All of us can recite the rhetoric of the gun proponents.  “Guns don’t kill people, people kill people,” or, “If you take away all the guns, then only the criminals will have guns.”  The truth of the matter is that guns do kill people whenever they are placed in the hands of the misguided, the angry, the disturbed, or the revenge-seeker.  And no one can deny the enormity of the problem.   There are currently an estimated 283 million guns in civilian hands here in the U.S.  An additional 4.5 million are sold each year.  When that many people have guns, the potential for someone to become victimized grows exponentially.  Each year on average, 111,779 people are shot in America by a firearm.  32,964 of them will die.  Of those committing suicide each year, 20,511 do so with a firearm.  It’s easy to do the math.  In the past 10 years, over a million Americans have been shot and nearly 350,000 Americans have died as a result.  And yet politicians lack the courage to even remotely consider better legislation.  Who are they pretending to protect?
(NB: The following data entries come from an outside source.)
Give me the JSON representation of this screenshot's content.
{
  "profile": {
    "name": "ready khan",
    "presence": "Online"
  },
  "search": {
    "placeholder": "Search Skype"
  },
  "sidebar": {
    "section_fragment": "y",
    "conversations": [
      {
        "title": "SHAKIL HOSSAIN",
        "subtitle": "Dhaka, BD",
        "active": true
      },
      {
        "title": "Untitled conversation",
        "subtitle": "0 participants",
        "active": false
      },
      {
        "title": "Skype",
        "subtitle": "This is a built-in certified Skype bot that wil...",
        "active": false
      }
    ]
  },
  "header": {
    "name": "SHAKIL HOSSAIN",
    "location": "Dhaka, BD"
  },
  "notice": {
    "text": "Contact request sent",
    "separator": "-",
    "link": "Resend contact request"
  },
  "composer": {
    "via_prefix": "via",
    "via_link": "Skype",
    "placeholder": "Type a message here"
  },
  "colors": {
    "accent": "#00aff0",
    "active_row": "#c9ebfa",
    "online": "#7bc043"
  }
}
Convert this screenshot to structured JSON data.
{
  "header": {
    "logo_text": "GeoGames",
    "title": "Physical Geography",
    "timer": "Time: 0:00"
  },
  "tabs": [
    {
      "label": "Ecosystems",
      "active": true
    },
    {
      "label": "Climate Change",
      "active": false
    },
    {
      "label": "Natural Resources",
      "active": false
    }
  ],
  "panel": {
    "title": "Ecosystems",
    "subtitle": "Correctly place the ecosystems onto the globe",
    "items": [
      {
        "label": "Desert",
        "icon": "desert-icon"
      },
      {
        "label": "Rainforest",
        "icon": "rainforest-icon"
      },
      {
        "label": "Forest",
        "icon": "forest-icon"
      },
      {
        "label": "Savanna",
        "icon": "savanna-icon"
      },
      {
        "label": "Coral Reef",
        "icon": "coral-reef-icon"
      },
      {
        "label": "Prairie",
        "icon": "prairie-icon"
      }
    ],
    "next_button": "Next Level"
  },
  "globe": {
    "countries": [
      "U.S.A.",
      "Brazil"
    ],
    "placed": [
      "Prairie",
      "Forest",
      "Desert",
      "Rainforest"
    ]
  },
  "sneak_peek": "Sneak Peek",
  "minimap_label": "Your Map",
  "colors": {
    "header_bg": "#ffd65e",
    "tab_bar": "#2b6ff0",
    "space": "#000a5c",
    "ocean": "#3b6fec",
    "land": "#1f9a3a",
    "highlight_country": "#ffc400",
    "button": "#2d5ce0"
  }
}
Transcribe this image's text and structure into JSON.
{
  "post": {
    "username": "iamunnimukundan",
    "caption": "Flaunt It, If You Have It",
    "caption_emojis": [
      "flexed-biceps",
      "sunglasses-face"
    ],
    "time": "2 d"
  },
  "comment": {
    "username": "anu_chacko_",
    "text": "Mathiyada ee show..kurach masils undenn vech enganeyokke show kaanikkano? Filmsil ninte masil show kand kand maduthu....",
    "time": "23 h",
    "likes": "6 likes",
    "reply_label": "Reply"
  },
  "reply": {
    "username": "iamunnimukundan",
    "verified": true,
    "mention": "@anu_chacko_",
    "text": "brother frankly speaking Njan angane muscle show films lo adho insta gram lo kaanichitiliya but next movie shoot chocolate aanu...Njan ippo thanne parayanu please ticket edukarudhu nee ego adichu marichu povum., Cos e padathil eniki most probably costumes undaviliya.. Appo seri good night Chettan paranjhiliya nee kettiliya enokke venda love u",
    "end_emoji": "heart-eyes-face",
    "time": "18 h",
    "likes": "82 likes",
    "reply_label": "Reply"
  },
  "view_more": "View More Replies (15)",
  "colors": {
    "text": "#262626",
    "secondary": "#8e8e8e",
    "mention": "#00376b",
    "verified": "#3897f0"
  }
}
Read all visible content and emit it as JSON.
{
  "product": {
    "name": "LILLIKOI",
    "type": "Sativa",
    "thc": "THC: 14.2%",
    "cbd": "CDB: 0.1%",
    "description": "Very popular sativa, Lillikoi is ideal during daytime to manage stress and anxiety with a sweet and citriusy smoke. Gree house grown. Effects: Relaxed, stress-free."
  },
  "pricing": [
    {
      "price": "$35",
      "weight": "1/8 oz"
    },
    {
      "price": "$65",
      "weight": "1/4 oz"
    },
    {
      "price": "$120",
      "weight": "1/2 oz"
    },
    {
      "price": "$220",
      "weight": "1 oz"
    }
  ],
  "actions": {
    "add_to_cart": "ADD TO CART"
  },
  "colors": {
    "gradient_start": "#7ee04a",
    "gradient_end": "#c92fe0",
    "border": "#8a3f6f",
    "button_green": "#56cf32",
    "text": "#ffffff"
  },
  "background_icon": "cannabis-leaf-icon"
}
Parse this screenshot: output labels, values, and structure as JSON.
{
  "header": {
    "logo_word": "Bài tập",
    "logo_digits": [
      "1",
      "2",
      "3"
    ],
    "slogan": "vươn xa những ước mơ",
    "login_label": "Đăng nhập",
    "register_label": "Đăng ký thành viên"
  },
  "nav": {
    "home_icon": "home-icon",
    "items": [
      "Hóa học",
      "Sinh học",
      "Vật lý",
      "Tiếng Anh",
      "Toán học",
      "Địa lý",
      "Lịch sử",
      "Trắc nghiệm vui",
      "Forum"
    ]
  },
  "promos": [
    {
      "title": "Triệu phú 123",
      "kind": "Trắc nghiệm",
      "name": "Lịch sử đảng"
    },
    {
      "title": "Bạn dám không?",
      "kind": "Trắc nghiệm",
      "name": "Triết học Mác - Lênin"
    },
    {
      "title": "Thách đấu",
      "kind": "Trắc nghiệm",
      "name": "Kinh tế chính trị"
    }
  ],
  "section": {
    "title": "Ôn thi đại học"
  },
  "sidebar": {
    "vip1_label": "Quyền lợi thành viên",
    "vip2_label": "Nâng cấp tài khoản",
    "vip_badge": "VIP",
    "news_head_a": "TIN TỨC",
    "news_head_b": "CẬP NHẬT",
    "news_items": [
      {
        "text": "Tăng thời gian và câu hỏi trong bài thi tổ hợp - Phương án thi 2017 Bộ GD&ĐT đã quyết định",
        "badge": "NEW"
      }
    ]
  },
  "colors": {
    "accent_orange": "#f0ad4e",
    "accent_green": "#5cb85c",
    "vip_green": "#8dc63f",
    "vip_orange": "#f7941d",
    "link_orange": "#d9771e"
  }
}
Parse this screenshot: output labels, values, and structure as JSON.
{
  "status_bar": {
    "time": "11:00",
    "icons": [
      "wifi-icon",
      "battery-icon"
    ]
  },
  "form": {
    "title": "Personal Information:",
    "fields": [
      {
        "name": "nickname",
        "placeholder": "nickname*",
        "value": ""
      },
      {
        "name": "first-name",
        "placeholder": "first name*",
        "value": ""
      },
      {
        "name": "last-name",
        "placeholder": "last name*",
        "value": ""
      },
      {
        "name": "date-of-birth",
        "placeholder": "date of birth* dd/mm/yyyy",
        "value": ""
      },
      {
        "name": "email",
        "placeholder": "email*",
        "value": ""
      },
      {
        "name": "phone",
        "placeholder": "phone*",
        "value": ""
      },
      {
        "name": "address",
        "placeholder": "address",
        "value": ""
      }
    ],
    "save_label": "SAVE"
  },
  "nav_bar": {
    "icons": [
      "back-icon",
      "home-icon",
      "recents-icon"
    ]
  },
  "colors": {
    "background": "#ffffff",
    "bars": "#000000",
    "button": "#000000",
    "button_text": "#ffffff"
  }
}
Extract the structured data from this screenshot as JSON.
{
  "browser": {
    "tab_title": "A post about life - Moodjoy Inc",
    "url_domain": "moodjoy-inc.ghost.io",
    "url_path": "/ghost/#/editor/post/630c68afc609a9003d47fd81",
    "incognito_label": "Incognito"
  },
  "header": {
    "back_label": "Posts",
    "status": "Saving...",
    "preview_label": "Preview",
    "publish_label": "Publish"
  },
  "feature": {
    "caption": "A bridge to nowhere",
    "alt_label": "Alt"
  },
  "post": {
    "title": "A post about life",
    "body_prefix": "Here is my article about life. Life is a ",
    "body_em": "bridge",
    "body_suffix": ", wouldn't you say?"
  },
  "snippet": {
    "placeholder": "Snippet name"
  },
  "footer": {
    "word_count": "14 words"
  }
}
Why is it so unrealistic to legislate stricter gun control laws?  Why is it so hard to take a commonsense approach to the sale of military-style assault rifles?  Why is it not the law of the land that certain criminal infractions should force the immediate surrender of firearms and the prevention of future firearm sales to those individuals?  Why is it not considered child neglect when guns and rifles are not stored safely and securely in each home?  No, I’m not coming to take away your guns.  I’m not suggesting that the government needs to do so either.  But I am saying that until we are willing to legislate better gun laws and enforce greater compliance concerning those who have forfeited the right to own a gun, that mass shootings, be they in churches, schools, movie theatres, or night clubs, will continue to be the norm and not the exception.  May God grant us the wisdom to think rationally, act wisely, and live respectfully.

-Dr. Jon R. Roebuck, Exec. Director